(Data records for software interfaces)
= Beginning of Section =

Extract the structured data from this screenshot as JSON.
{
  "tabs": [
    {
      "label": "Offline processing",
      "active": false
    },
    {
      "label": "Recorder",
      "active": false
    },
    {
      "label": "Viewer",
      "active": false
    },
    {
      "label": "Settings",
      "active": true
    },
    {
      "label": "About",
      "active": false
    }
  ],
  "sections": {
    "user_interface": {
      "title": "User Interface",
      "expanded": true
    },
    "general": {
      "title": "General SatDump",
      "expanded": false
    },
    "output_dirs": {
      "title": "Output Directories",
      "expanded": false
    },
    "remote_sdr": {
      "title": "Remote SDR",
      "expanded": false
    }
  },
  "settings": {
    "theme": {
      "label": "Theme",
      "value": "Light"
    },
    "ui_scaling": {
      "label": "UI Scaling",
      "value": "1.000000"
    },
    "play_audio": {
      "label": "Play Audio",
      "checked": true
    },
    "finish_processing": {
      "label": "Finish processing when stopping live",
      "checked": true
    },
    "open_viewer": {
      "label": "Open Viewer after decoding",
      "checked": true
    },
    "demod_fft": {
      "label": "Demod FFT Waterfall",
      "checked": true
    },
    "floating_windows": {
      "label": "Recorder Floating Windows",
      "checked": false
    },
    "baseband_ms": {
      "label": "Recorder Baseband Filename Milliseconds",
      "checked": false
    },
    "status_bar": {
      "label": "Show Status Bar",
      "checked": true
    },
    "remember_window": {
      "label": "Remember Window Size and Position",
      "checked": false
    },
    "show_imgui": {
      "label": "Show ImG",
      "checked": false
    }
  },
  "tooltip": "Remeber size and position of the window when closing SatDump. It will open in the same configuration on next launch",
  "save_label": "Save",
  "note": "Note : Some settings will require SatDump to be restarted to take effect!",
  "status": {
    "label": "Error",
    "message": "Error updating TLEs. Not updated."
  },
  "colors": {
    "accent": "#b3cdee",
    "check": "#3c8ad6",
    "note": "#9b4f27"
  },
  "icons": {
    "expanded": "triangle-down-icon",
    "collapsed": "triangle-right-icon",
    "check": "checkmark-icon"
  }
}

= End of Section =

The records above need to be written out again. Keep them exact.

● **Finished task**:
Extract the structured data from this screenshot as JSON.
{
  "tabs": [
    {
      "label": "Offline processing",
      "active": false
    },
    {
      "label": "Recorder",
      "active": false
    },
    {
      "label": "Viewer",
      "active": false
    },
    {
      "label": "Settings",
      "active": true
    },
    {
      "label": "About",
      "active": false
    }
  ],
  "sections": {
    "user_interface": {
      "title": "User Interface",
      "expanded": true
    },
    "general": {
      "title": "General SatDump",
      "expanded": false
    },
    "output_dirs": {
      "title": "Output Directories",
      "expanded": false
    },
    "remote_sdr": {
      "title": "Remote SDR",
      "expanded": false
    }
  },
  "settings": {
    "theme": {
      "label": "Theme",
      "value": "Light"
    },
    "ui_scaling": {
      "label": "UI Scaling",
      "value": "1.000000"
    },
    "play_audio": {
      "label": "Play Audio",
      "checked": true
    },
    "finish_processing": {
      "label": "Finish processing when stopping live",
      "checked": true
    },
    "open_viewer": {
      "label": "Open Viewer after decoding",
      "checked": true
    },
    "demod_fft": {
      "label": "Demod FFT Waterfall",
      "checked": true
    },
    "floating_windows": {
      "label": "Recorder Floating Windows",
      "checked": false
    },
    "baseband_ms": {
      "label": "Recorder Baseband Filename Milliseconds",
      "checked": false
    },
    "status_bar": {
      "label": "Show Status Bar",
      "checked": true
    },
    "remember_window": {
      "label": "Remember Window Size and Position",
      "checked": false
    },
    "show_imgui": {
      "label": "Show ImG",
      "checked": false
    }
  },
  "tooltip": "Remeber size and position of the window when closing SatDump. It will open in the same configuration on next launch",
  "save_label": "Save",
  "note": "Note : Some settings will require SatDump to be restarted to take effect!",
  "status": {
    "label": "Error",
    "message": "Error updating TLEs. Not updated."
  },
  "colors": {
    "accent": "#b3cdee",
    "check": "#3c8ad6",
    "note": "#9b4f27"
  },
  "icons": {
    "expanded": "triangle-down-icon",
    "collapsed": "triangle-right-icon",
    "check": "checkmark-icon"
  }
}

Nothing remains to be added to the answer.